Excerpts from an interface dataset
***

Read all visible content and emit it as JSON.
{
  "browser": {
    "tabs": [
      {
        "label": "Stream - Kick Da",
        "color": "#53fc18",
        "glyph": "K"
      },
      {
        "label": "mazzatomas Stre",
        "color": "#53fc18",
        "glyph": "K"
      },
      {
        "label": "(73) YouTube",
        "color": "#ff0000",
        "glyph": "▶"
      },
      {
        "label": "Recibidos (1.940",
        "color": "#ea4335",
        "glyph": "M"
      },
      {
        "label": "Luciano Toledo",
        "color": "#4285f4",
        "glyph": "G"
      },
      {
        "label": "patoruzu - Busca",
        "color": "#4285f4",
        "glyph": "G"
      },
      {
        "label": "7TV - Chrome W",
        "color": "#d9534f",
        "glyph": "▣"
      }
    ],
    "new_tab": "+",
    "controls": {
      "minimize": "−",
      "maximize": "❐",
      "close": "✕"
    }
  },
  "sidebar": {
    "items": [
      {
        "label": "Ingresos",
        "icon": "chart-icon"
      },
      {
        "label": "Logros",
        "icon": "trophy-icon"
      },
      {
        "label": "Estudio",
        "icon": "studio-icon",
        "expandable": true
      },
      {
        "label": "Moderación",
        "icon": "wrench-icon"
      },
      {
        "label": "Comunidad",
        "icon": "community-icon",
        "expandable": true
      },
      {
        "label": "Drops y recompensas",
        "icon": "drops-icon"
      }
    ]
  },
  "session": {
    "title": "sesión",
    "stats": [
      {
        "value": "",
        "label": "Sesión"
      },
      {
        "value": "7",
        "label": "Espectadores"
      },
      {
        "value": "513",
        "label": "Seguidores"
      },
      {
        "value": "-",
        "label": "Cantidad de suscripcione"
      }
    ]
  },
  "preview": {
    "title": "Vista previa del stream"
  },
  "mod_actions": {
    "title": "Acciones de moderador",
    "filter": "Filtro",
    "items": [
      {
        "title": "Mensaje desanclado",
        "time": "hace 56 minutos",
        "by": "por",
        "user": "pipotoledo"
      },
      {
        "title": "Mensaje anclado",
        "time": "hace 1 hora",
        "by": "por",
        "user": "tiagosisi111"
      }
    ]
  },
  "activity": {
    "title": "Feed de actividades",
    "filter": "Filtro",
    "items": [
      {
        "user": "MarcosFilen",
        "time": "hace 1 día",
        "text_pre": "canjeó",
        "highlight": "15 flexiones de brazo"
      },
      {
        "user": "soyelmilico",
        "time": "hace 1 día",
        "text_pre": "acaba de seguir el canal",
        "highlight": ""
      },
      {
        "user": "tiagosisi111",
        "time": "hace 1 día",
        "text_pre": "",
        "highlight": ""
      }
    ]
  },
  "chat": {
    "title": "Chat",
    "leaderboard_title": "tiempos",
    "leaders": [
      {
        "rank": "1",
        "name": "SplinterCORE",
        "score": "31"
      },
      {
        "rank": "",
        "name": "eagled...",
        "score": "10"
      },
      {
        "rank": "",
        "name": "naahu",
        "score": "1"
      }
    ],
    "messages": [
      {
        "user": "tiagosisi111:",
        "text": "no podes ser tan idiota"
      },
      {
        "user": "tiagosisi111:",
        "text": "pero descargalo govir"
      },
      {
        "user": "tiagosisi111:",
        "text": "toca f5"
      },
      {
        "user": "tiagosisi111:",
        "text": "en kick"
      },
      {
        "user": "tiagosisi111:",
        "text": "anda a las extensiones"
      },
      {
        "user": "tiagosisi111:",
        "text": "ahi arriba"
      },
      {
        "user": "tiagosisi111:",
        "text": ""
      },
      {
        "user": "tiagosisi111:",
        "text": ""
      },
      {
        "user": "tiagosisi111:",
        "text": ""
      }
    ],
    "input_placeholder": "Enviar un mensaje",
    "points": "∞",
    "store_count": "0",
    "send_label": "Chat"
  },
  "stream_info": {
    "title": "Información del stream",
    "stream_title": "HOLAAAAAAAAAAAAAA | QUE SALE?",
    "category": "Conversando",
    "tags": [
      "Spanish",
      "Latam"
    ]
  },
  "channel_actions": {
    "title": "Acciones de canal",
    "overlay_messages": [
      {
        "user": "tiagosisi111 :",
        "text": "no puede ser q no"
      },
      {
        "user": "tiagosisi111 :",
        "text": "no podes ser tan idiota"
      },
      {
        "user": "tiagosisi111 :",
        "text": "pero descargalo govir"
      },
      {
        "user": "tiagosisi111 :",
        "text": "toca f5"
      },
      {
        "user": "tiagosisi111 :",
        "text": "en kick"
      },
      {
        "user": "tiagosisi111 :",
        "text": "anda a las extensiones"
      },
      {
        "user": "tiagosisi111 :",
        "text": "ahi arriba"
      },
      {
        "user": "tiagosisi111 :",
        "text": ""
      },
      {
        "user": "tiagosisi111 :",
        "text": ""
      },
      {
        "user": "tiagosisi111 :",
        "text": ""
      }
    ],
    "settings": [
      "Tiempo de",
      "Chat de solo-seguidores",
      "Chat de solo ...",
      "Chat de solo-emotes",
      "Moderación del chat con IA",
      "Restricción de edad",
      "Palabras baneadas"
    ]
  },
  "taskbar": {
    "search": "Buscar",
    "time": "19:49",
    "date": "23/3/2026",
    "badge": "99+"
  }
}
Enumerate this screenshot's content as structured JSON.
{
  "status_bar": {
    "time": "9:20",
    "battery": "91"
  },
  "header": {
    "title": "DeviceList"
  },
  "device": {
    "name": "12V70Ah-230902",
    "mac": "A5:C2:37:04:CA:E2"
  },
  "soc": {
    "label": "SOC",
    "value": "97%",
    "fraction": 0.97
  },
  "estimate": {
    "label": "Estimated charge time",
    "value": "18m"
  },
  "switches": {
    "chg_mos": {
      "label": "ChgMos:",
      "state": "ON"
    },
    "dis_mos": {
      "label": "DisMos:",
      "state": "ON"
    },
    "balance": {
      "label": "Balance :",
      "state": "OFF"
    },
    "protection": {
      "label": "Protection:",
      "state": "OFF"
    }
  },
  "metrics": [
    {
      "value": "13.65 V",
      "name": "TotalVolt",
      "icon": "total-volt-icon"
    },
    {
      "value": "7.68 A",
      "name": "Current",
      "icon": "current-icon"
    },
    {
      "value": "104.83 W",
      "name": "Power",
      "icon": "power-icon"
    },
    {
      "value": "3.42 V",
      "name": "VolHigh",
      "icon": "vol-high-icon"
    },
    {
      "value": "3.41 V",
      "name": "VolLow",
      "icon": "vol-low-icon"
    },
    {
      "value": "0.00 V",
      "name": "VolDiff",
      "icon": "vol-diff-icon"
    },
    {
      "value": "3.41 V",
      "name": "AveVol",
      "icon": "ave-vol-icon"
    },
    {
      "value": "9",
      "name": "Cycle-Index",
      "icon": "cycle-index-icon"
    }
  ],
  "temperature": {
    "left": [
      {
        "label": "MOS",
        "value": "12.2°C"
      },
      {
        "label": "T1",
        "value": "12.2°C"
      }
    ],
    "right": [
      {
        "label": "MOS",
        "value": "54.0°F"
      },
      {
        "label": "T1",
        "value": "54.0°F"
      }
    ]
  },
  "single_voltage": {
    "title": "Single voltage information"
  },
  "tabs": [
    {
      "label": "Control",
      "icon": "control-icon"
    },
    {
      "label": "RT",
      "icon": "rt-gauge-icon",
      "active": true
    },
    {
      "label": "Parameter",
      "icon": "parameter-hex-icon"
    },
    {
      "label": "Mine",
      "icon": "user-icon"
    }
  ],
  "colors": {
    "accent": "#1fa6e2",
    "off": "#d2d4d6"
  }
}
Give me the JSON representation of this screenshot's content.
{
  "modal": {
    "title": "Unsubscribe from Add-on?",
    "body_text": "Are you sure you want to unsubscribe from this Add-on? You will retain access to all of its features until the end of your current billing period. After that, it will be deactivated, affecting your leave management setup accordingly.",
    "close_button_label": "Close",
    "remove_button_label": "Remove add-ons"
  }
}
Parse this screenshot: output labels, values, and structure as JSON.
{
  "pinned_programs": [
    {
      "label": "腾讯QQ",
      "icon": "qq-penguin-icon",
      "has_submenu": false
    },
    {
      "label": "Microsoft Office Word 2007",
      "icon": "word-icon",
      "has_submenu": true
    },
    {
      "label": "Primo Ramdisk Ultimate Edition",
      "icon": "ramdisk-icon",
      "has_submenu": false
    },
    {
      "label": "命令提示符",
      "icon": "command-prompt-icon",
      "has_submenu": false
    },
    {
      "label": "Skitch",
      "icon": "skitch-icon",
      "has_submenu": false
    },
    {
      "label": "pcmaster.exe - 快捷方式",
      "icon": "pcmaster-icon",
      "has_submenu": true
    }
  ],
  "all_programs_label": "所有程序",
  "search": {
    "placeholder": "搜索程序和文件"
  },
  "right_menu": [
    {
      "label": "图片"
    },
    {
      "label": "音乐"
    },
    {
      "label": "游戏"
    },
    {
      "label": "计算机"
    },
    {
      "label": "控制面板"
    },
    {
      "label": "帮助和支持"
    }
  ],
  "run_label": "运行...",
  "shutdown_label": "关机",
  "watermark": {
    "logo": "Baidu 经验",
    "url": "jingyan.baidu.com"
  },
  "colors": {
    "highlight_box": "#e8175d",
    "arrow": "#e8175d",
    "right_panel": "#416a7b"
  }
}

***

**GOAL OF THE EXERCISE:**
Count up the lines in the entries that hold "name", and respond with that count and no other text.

**SOLUTION FOR THIS PROBLEM:**
12